**TASK INSTRUCTIONS:**
Below are some entries; can you quote all of them exactly?
RECORDS FOR THE EXERCISE START
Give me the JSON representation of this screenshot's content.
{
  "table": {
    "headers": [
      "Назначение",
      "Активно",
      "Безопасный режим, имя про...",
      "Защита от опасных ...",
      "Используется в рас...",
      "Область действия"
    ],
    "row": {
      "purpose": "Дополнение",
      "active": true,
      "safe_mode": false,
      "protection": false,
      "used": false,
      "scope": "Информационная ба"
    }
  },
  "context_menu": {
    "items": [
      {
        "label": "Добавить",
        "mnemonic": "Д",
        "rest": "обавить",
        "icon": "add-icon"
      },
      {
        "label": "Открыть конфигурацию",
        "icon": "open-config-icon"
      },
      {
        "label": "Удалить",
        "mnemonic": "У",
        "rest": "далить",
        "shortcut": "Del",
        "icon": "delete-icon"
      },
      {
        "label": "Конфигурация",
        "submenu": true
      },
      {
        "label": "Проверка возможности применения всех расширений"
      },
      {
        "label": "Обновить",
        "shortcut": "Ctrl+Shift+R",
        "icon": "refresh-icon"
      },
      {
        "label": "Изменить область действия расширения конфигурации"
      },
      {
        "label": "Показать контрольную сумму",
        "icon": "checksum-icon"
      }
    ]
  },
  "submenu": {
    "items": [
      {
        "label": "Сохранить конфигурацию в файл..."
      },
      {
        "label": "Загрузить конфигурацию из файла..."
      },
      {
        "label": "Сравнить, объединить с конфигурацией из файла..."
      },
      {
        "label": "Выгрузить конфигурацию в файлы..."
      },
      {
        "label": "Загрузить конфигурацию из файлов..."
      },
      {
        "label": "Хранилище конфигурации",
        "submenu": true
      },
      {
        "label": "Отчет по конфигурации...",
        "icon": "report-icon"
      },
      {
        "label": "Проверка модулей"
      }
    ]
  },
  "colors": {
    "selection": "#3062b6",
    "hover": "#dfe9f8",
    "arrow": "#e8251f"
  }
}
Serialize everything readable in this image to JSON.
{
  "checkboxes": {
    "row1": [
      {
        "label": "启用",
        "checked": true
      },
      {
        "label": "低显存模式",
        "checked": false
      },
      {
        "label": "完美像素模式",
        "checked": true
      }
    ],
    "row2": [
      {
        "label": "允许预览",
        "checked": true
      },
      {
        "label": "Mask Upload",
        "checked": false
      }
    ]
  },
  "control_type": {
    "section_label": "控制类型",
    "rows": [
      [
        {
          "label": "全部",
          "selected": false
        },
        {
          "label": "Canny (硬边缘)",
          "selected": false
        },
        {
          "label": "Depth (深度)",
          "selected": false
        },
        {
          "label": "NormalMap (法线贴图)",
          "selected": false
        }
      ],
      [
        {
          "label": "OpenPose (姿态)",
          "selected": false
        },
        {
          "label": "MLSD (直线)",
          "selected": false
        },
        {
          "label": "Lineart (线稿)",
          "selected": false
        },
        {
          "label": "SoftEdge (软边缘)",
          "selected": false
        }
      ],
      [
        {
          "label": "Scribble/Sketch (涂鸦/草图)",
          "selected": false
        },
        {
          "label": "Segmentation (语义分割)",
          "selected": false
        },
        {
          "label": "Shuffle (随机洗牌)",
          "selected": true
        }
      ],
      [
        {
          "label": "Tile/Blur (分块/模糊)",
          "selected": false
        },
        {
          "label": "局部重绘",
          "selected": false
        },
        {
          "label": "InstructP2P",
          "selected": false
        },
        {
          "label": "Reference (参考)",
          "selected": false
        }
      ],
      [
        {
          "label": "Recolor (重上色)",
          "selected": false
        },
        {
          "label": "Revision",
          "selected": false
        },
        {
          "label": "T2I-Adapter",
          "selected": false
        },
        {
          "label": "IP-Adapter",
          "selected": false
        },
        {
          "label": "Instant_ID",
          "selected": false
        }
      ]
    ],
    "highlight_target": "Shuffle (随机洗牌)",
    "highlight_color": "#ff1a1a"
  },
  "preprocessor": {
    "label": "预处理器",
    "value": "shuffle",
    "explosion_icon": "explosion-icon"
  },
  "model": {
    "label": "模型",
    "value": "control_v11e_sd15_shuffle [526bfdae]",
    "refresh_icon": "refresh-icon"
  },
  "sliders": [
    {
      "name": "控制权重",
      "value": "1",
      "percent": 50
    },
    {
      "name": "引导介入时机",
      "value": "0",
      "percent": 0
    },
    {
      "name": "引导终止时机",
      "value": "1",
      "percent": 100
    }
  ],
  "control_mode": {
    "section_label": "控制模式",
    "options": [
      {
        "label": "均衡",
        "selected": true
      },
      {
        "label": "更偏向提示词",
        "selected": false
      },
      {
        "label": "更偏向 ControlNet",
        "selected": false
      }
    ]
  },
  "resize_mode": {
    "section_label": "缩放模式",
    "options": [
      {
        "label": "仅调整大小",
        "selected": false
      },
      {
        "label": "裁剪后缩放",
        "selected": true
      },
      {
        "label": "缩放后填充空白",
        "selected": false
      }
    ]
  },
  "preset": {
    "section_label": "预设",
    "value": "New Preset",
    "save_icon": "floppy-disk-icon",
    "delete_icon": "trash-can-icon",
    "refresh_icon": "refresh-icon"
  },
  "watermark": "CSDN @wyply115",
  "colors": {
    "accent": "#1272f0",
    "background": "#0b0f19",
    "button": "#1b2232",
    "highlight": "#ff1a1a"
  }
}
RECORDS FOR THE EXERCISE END
**ANSWER TO THIS PROBLEM:**
Give me the JSON representation of this screenshot's content.
{
  "table": {
    "headers": [
      "Назначение",
      "Активно",
      "Безопасный режим, имя про...",
      "Защита от опасных ...",
      "Используется в рас...",
      "Область действия"
    ],
    "row": {
      "purpose": "Дополнение",
      "active": true,
      "safe_mode": false,
      "protection": false,
      "used": false,
      "scope": "Информационная ба"
    }
  },
  "context_menu": {
    "items": [
      {
        "label": "Добавить",
        "mnemonic": "Д",
        "rest": "обавить",
        "icon": "add-icon"
      },
      {
        "label": "Открыть конфигурацию",
        "icon": "open-config-icon"
      },
      {
        "label": "Удалить",
        "mnemonic": "У",
        "rest": "далить",
        "shortcut": "Del",
        "icon": "delete-icon"
      },
      {
        "label": "Конфигурация",
        "submenu": true
      },
      {
        "label": "Проверка возможности применения всех расширений"
      },
      {
        "label": "Обновить",
        "shortcut": "Ctrl+Shift+R",
        "icon": "refresh-icon"
      },
      {
        "label": "Изменить область действия расширения конфигурации"
      },
      {
        "label": "Показать контрольную сумму",
        "icon": "checksum-icon"
      }
    ]
  },
  "submenu": {
    "items": [
      {
        "label": "Сохранить конфигурацию в файл..."
      },
      {
        "label": "Загрузить конфигурацию из файла..."
      },
      {
        "label": "Сравнить, объединить с конфигурацией из файла..."
      },
      {
        "label": "Выгрузить конфигурацию в файлы..."
      },
      {
        "label": "Загрузить конфигурацию из файлов..."
      },
      {
        "label": "Хранилище конфигурации",
        "submenu": true
      },
      {
        "label": "Отчет по конфигурации...",
        "icon": "report-icon"
      },
      {
        "label": "Проверка модулей"
      }
    ]
  },
  "colors": {
    "selection": "#3062b6",
    "hover": "#dfe9f8",
    "arrow": "#e8251f"
  }
}
Serialize everything readable in this image to JSON.
{
  "checkboxes": {
    "row1": [
      {
        "label": "启用",
        "checked": true
      },
      {
        "label": "低显存模式",
        "checked": false
      },
      {
        "label": "完美像素模式",
        "checked": true
      }
    ],
    "row2": [
      {
        "label": "允许预览",
        "checked": true
      },
      {
        "label": "Mask Upload",
        "checked": false
      }
    ]
  },
  "control_type": {
    "section_label": "控制类型",
    "rows": [
      [
        {
          "label": "全部",
          "selected": false
        },
        {
          "label": "Canny (硬边缘)",
          "selected": false
        },
        {
          "label": "Depth (深度)",
          "selected": false
        },
        {
          "label": "NormalMap (法线贴图)",
          "selected": false
        }
      ],
      [
        {
          "label": "OpenPose (姿态)",
          "selected": false
        },
        {
          "label": "MLSD (直线)",
          "selected": false
        },
        {
          "label": "Lineart (线稿)",
          "selected": false
        },
        {
          "label": "SoftEdge (软边缘)",
          "selected": false
        }
      ],
      [
        {
          "label": "Scribble/Sketch (涂鸦/草图)",
          "selected": false
        },
        {
          "label": "Segmentation (语义分割)",
          "selected": false
        },
        {
          "label": "Shuffle (随机洗牌)",
          "selected": true
        }
      ],
      [
        {
          "label": "Tile/Blur (分块/模糊)",
          "selected": false
        },
        {
          "label": "局部重绘",
          "selected": false
        },
        {
          "label": "InstructP2P",
          "selected": false
        },
        {
          "label": "Reference (参考)",
          "selected": false
        }
      ],
      [
        {
          "label": "Recolor (重上色)",
          "selected": false
        },
        {
          "label": "Revision",
          "selected": false
        },
        {
          "label": "T2I-Adapter",
          "selected": false
        },
        {
          "label": "IP-Adapter",
          "selected": false
        },
        {
          "label": "Instant_ID",
          "selected": false
        }
      ]
    ],
    "highlight_target": "Shuffle (随机洗牌)",
    "highlight_color": "#ff1a1a"
  },
  "preprocessor": {
    "label": "预处理器",
    "value": "shuffle",
    "explosion_icon": "explosion-icon"
  },
  "model": {
    "label": "模型",
    "value": "control_v11e_sd15_shuffle [526bfdae]",
    "refresh_icon": "refresh-icon"
  },
  "sliders": [
    {
      "name": "控制权重",
      "value": "1",
      "percent": 50
    },
    {
      "name": "引导介入时机",
      "value": "0",
      "percent": 0
    },
    {
      "name": "引导终止时机",
      "value": "1",
      "percent": 100
    }
  ],
  "control_mode": {
    "section_label": "控制模式",
    "options": [
      {
        "label": "均衡",
        "selected": true
      },
      {
        "label": "更偏向提示词",
        "selected": false
      },
      {
        "label": "更偏向 ControlNet",
        "selected": false
      }
    ]
  },
  "resize_mode": {
    "section_label": "缩放模式",
    "options": [
      {
        "label": "仅调整大小",
        "selected": false
      },
      {
        "label": "裁剪后缩放",
        "selected": true
      },
      {
        "label": "缩放后填充空白",
        "selected": false
      }
    ]
  },
  "preset": {
    "section_label": "预设",
    "value": "New Preset",
    "save_icon": "floppy-disk-icon",
    "delete_icon": "trash-can-icon",
    "refresh_icon": "refresh-icon"
  },
  "watermark": "CSDN @wyply115",
  "colors": {
    "accent": "#1272f0",
    "background": "#0b0f19",
    "button": "#1b2232",
    "highlight": "#ff1a1a"
  }
}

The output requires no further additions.